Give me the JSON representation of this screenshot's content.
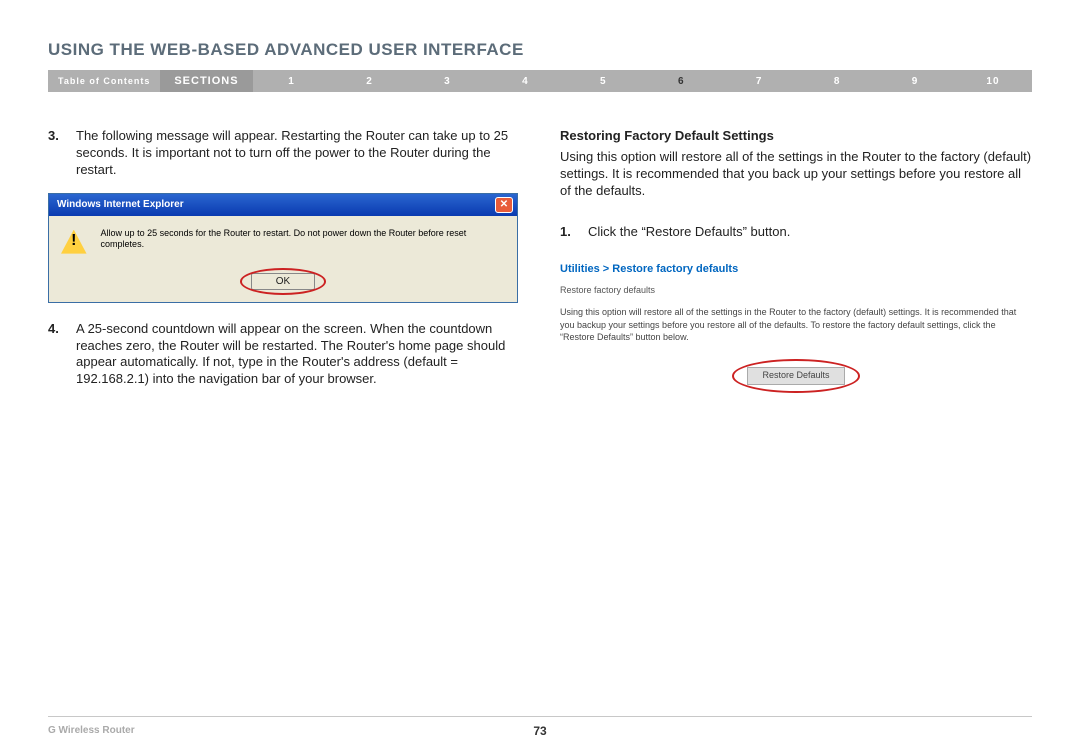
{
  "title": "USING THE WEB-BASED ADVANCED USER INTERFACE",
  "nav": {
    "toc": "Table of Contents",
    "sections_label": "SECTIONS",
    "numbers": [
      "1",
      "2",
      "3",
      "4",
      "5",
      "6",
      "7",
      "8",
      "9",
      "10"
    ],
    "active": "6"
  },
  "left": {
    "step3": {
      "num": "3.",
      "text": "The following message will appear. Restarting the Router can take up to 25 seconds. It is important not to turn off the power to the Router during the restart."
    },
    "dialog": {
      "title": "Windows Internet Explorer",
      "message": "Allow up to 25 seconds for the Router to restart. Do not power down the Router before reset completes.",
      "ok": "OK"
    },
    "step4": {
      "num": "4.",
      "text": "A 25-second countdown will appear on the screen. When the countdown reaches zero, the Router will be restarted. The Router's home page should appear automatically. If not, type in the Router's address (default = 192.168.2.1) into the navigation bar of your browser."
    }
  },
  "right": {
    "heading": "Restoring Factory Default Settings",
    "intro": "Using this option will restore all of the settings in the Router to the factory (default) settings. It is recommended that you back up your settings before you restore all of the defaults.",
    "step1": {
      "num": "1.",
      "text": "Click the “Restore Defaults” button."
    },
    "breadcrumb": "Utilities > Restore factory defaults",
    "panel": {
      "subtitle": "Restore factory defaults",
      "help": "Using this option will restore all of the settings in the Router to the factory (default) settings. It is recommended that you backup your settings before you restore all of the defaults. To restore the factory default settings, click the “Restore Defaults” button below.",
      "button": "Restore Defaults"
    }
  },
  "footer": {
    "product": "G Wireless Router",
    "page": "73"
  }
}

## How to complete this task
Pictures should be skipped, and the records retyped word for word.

## Output of the exercise
Give me the JSON representation of this screenshot's content.
{
  "title": "USING THE WEB-BASED ADVANCED USER INTERFACE",
  "nav": {
    "toc": "Table of Contents",
    "sections_label": "SECTIONS",
    "numbers": [
      "1",
      "2",
      "3",
      "4",
      "5",
      "6",
      "7",
      "8",
      "9",
      "10"
    ],
    "active": "6"
  },
  "left": {
    "step3": {
      "num": "3.",
      "text": "The following message will appear. Restarting the Router can take up to 25 seconds. It is important not to turn off the power to the Router during the restart."
    },
    "dialog": {
      "title": "Windows Internet Explorer",
      "message": "Allow up to 25 seconds for the Router to restart. Do not power down the Router before reset completes.",
      "ok": "OK"
    },
    "step4": {
      "num": "4.",
      "text": "A 25-second countdown will appear on the screen. When the countdown reaches zero, the Router will be restarted. The Router's home page should appear automatically. If not, type in the Router's address (default = 192.168.2.1) into the navigation bar of your browser."
    }
  },
  "right": {
    "heading": "Restoring Factory Default Settings",
    "intro": "Using this option will restore all of the settings in the Router to the factory (default) settings. It is recommended that you back up your settings before you restore all of the defaults.",
    "step1": {
      "num": "1.",
      "text": "Click the “Restore Defaults” button."
    },
    "breadcrumb": "Utilities > Restore factory defaults",
    "panel": {
      "subtitle": "Restore factory defaults",
      "help": "Using this option will restore all of the settings in the Router to the factory (default) settings. It is recommended that you backup your settings before you restore all of the defaults. To restore the factory default settings, click the “Restore Defaults” button below.",
      "button": "Restore Defaults"
    }
  },
  "footer": {
    "product": "G Wireless Router",
    "page": "73"
  }
}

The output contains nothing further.